Again, if the rumor is true, it would fall in line with the other rumors that Canon is actively looking at ways to improve the 4K capture crop on the EOS 5D Mark IV, showing that Canon is taking an active effort to listen to what photographers want. Now if only they could work on that terrible codec.


[via Canon Rumors]

This site contains affiliate links to products. We may receive a commission for purchases made through these links, however, this does not impact accuracy or integrity of our content.

Justin Heyes wants to live in a world where we have near misses and absolute hits; great love and small disasters. Starting his career as a gaffer, he has done work for QVC and The Rachel Ray Show, but quickly fell in love with photography. When he’s not building arcade machines, you can find him at local flea markets or attending car shows.

Explore his photographic endeavors here.

Website: Justin Heyes
Instagram: @jheyesphoto

Q&A Discussions

Please or register to post a comment.

  1. Frank Romero

    1DC is no more… As for Fuji, video is getting better.  

    | |
  2. Nick Buchholz

    This article ends with “listen to what photographers want”.
    Does anybody know the proportion of 5D owners using it for film vs photography? I ask because the 5D mk4 has been heavily criticized from day 1 because of the lack of professional video features and the fact that it is a great stills camera was been ignored. I’d just be curious if they are losing 10% of sales to “video cameras” (i.e. dedicated like the GH5 etc.) or if we’re talking 40-50% of sales?
    My opinion is that videographers get the rigs, mics, screens, etc, etc. They will do only video and don’t need a great stills camera. Do we really need a great hybrid that can do both (like the Mk2 was)? Should a company try produce such a camera or rather develop several cameras that are good at different things.
    My next point might be controversial, but I would prefer it if Canon made 3 versions of the 5D. One cheaper one with absolutely zero video, the normal price one with whatever crappy video it has now, and then a more expensive version with this RAW-video stuff. (I know which one I would get)

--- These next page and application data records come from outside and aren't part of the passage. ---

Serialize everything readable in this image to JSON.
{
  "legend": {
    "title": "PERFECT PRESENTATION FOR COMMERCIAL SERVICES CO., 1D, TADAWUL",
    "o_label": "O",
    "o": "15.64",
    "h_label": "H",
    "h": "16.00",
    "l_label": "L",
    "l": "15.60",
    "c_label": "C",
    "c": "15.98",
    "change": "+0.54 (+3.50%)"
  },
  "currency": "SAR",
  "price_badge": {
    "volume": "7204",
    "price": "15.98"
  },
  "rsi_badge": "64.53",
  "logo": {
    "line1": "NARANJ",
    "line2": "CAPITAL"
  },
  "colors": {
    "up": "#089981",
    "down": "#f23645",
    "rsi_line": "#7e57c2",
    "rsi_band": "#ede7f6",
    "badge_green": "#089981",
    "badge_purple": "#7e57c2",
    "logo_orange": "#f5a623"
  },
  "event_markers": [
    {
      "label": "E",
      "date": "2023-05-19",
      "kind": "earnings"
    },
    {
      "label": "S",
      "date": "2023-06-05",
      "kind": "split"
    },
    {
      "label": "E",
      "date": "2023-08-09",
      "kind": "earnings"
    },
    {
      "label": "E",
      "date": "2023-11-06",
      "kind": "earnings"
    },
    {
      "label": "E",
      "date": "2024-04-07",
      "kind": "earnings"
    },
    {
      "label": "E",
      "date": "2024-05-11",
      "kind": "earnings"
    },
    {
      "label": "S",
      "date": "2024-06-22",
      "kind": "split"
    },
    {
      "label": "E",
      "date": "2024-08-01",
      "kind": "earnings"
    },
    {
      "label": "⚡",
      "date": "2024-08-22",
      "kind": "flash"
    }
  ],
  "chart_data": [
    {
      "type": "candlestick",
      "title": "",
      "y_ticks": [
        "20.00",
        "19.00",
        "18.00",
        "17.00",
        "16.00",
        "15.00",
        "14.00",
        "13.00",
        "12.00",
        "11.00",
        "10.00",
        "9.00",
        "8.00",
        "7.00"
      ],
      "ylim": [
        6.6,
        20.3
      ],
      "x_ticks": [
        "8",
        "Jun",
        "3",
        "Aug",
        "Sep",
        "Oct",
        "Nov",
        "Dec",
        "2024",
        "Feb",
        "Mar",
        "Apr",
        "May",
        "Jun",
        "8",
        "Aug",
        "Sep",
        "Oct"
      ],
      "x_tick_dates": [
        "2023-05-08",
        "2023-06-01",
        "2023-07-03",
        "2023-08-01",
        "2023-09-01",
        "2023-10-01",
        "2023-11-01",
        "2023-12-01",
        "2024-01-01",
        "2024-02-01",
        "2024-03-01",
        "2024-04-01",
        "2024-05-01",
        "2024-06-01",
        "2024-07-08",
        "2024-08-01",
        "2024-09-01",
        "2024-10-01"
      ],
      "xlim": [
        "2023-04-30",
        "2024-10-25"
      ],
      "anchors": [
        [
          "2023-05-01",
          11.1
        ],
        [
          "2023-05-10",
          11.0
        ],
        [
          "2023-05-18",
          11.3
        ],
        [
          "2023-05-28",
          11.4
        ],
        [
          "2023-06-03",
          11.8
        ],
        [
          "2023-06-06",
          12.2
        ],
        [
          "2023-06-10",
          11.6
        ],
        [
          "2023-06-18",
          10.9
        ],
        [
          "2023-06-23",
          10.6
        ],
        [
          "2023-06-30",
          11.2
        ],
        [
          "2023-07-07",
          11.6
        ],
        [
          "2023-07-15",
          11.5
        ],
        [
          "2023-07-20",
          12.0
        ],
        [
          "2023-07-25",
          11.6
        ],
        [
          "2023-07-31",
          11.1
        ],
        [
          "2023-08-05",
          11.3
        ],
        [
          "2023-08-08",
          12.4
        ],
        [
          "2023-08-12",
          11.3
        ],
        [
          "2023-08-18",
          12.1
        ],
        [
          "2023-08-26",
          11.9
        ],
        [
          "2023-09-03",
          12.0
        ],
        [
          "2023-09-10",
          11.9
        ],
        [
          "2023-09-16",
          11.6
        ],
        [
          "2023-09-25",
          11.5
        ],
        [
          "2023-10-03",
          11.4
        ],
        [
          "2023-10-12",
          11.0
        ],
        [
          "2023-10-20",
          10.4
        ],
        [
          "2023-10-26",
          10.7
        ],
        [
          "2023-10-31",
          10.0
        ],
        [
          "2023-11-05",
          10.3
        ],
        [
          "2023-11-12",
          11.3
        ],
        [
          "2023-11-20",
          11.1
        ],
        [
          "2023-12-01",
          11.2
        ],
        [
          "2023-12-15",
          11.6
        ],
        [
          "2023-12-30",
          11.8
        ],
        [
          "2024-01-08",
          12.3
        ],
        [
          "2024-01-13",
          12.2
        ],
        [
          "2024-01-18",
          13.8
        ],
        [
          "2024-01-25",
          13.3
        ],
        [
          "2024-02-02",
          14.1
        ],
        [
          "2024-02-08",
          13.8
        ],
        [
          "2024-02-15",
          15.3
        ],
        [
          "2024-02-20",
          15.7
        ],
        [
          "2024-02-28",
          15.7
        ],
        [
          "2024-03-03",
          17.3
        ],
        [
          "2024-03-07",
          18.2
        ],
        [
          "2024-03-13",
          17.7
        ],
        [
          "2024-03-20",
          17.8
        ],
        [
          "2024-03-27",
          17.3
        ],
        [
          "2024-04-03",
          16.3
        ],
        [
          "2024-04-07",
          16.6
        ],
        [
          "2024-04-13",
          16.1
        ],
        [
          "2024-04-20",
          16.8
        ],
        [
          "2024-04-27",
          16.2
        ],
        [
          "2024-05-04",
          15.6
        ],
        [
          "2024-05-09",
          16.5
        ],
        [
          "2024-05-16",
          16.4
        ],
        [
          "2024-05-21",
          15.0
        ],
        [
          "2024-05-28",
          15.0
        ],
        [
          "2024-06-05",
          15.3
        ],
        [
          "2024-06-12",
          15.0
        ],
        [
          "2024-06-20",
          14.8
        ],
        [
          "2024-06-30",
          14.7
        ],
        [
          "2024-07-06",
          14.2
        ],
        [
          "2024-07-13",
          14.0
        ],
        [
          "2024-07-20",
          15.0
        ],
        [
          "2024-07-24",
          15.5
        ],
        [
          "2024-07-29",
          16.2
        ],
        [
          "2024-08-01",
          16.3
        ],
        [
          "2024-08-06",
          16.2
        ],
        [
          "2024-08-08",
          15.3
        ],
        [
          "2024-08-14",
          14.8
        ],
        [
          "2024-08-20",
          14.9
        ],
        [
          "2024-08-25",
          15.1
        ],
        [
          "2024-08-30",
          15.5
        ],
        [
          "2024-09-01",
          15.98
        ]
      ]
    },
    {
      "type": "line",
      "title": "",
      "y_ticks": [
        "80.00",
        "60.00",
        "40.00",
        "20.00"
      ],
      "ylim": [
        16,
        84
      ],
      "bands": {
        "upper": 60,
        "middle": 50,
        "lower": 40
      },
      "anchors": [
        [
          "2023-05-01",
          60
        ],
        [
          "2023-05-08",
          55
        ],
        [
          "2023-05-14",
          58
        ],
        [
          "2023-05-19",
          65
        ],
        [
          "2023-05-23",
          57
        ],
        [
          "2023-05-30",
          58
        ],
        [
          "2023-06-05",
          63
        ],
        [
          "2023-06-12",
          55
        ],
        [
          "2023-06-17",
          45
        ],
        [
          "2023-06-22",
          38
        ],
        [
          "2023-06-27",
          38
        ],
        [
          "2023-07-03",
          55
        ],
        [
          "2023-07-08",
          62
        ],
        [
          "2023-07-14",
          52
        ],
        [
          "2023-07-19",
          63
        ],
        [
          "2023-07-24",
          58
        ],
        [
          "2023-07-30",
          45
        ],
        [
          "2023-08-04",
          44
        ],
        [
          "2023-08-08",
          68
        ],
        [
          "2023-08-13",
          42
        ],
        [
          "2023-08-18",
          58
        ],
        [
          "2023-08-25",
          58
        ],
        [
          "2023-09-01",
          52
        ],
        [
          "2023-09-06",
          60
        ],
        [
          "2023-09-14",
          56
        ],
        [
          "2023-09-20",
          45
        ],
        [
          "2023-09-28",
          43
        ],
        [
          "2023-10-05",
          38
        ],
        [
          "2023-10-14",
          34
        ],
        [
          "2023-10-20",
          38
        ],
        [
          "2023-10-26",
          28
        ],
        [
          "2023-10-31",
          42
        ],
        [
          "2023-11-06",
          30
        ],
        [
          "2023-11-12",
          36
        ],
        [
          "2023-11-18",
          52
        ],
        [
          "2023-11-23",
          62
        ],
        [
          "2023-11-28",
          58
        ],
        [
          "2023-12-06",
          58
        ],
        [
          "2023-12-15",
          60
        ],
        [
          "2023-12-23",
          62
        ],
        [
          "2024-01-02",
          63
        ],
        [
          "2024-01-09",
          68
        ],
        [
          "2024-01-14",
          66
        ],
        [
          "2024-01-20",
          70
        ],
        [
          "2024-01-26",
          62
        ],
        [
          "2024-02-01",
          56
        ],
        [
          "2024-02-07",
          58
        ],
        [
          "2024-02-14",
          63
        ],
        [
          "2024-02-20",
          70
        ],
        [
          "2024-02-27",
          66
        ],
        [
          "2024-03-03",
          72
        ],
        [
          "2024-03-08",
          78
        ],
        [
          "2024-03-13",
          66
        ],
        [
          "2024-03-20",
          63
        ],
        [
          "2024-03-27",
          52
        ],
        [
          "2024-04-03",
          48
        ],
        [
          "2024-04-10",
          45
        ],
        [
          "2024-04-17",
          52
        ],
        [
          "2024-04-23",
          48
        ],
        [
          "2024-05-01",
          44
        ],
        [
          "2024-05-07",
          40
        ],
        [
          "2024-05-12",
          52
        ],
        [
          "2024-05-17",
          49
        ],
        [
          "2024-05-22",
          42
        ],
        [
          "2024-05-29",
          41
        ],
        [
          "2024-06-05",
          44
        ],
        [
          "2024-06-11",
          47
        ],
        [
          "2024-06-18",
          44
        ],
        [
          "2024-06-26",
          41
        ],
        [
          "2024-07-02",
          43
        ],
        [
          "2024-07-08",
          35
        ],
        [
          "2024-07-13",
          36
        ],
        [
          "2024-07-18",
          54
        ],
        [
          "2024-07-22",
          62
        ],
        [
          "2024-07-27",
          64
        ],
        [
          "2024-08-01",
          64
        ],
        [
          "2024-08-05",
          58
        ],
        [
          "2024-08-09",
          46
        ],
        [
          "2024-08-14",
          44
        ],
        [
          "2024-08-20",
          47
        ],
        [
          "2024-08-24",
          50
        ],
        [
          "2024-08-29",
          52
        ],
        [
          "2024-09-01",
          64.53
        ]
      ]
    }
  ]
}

    | |
    • Jonathan Brady

      You’re assuming that leaving video out would make the camera cheaper. I believe that’s an incorrect assumption. 

      | |
    • Justin Heyes

      1- There are many photographers who would prefer a great hybrid camera that is excellent in both Stills and Video. There is only so much R&D that camera companies put into each category.  Unfortunately, when choosing a camera today you pick one vs the other.  

      For example:

      Fuji – Great stills, Horrible Video

      Nikon – Excellent Stills, ok video

      Panasonic – ok stills, great video

      Blackmagic – no still, excellent video

      2 – So, what you are proposing is Canon should follow the Sony model and offer a Base, an R version and an S version. They kind of already do that with their 1D brand with their 1DX and 1DC.

      | |
  3. adam sanford

    Disagree on the D500 statement.  The D500 was the resurrection of Nikon’s Canon 7D2-level (‘pro APS-C’ / wildlife) market spot, which had been left dormant for a few cycles.  Any cannibalization that may have occurred was *much* more likely just the return of those that left that market slot and opted for the D7200 or an FF rig due to that dormancy.

    So you can tally it as sexy-spec’d D500 hurting pricier FF rig sales, but it was really just their birders coming home to roost.  And don’t forget a $1,400 200-500 f/5.6 VR being released around the same time also tractor-beamed the birders back as well.

    | |